Some years ago, I attended a lecture by Fordham’s noted patristics scholar, Joseph Lienhard, S.J. He spoke on the early Church father, Origen. As I recall, the leitmotif of the presentation was that Origen, in his homilies, stressed to the congregation: “etiam nunc,” today also! The Scripture readings were not merely “once upon a time” – “in illo tempore” – but today!
Richard Smith, a fellow priest of the New York Archdiocese, still fresh from defending his doctoral dissertation on Origen under Lienhard, kindly provided me with this example in Lienhard’s own translation. Origen is preaching on Luke 4, the gospel for this Sunday’s Eucharist, and exclaims:
But when Jesus had read the passage, he rolled up “the scroll, gave it to the servant and sat down.

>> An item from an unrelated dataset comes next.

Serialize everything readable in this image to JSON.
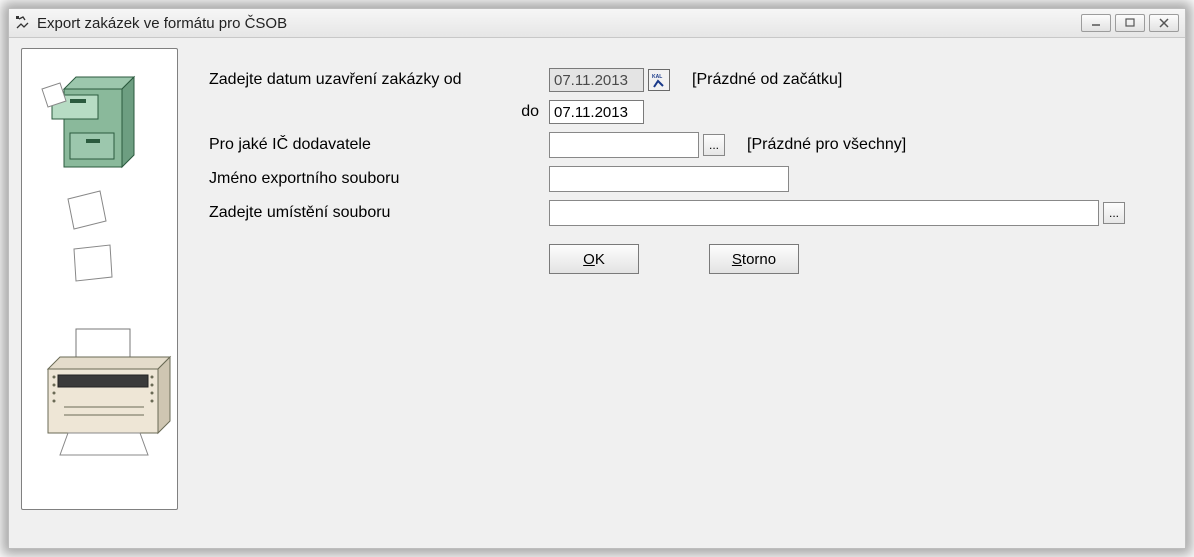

And the eyes of all in the synagogue were fixed on him.” Now too, if you want it, your eyes can be fixed on the Savior in this synagogue, here in this assembly. For, when you direct the principal power of seeing in your heart to wisdom and truth, and to contemplating God’s Only-Begotten, your eyes gaze on Jesus. Blessed is that congregation of which Scripture testifies that “the eyes of all were fixed on him”! How much would I wish that this assembly gave such testimony. I wish that the eyes of all (of catechumens and faithful, of women, men and children) — not the eyes of the body but the eyes of the soul — would gaze upon Jesus. For, when you look to him, your faces will be shining from the light of his gaze. You will be able to say, “The light of your face, O Lord, has made its mark upon us.” To him is glory and power for ages of ages. Amen.